*Task description*
The answer must be every entry below, word for word, with the pictures left out.

(Items from an interface collection)
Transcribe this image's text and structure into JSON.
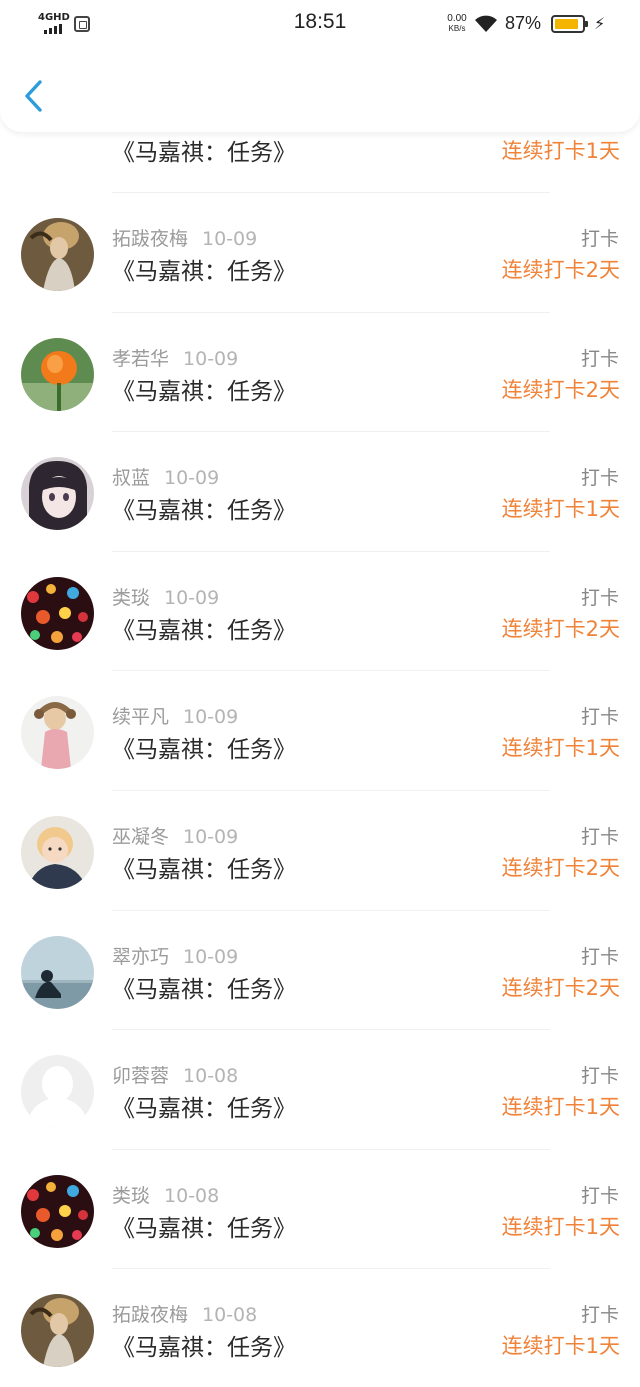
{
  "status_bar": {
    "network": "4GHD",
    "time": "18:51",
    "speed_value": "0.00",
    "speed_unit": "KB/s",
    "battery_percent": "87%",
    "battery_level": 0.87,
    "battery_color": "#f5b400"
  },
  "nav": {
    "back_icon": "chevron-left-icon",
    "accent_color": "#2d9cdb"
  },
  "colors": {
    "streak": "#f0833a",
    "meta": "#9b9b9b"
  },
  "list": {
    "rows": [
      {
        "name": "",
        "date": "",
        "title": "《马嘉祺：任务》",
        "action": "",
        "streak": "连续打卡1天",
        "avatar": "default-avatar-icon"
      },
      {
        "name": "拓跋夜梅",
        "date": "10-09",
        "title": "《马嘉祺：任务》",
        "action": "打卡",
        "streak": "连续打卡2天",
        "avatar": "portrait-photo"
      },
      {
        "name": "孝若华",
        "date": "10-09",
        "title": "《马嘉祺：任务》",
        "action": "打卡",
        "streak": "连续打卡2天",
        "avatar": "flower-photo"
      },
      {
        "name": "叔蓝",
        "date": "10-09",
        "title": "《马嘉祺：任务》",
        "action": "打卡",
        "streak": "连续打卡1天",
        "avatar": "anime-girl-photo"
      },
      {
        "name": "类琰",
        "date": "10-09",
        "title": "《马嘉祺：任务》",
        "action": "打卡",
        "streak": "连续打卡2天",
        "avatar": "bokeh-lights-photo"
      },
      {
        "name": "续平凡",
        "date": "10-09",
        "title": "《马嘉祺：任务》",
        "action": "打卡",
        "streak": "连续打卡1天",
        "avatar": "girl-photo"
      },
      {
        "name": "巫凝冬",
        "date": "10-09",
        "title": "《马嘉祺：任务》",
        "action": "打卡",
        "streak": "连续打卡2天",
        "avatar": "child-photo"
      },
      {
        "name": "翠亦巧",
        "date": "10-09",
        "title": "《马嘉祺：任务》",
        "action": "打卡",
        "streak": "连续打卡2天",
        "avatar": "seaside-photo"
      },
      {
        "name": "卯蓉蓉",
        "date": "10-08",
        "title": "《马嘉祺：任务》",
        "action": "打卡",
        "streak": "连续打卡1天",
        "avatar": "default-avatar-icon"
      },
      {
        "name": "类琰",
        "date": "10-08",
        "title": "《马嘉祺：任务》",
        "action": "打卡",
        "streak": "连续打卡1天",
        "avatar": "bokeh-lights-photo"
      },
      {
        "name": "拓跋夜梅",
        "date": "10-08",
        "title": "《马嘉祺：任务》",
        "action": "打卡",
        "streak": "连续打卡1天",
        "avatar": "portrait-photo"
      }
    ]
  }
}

*Reply to the exercise*
Transcribe this image's text and structure into JSON.
{
  "status_bar": {
    "network": "4GHD",
    "time": "18:51",
    "speed_value": "0.00",
    "speed_unit": "KB/s",
    "battery_percent": "87%",
    "battery_level": 0.87,
    "battery_color": "#f5b400"
  },
  "nav": {
    "back_icon": "chevron-left-icon",
    "accent_color": "#2d9cdb"
  },
  "colors": {
    "streak": "#f0833a",
    "meta": "#9b9b9b"
  },
  "list": {
    "rows": [
      {
        "name": "",
        "date": "",
        "title": "《马嘉祺：任务》",
        "action": "",
        "streak": "连续打卡1天",
        "avatar": "default-avatar-icon"
      },
      {
        "name": "拓跋夜梅",
        "date": "10-09",
        "title": "《马嘉祺：任务》",
        "action": "打卡",
        "streak": "连续打卡2天",
        "avatar": "portrait-photo"
      },
      {
        "name": "孝若华",
        "date": "10-09",
        "title": "《马嘉祺：任务》",
        "action": "打卡",
        "streak": "连续打卡2天",
        "avatar": "flower-photo"
      },
      {
        "name": "叔蓝",
        "date": "10-09",
        "title": "《马嘉祺：任务》",
        "action": "打卡",
        "streak": "连续打卡1天",
        "avatar": "anime-girl-photo"
      },
      {
        "name": "类琰",
        "date": "10-09",
        "title": "《马嘉祺：任务》",
        "action": "打卡",
        "streak": "连续打卡2天",
        "avatar": "bokeh-lights-photo"
      },
      {
        "name": "续平凡",
        "date": "10-09",
        "title": "《马嘉祺：任务》",
        "action": "打卡",
        "streak": "连续打卡1天",
        "avatar": "girl-photo"
      },
      {
        "name": "巫凝冬",
        "date": "10-09",
        "title": "《马嘉祺：任务》",
        "action": "打卡",
        "streak": "连续打卡2天",
        "avatar": "child-photo"
      },
      {
        "name": "翠亦巧",
        "date": "10-09",
        "title": "《马嘉祺：任务》",
        "action": "打卡",
        "streak": "连续打卡2天",
        "avatar": "seaside-photo"
      },
      {
        "name": "卯蓉蓉",
        "date": "10-08",
        "title": "《马嘉祺：任务》",
        "action": "打卡",
        "streak": "连续打卡1天",
        "avatar": "default-avatar-icon"
      },
      {
        "name": "类琰",
        "date": "10-08",
        "title": "《马嘉祺：任务》",
        "action": "打卡",
        "streak": "连续打卡1天",
        "avatar": "bokeh-lights-photo"
      },
      {
        "name": "拓跋夜梅",
        "date": "10-08",
        "title": "《马嘉祺：任务》",
        "action": "打卡",
        "streak": "连续打卡1天",
        "avatar": "portrait-photo"
      }
    ]
  }
}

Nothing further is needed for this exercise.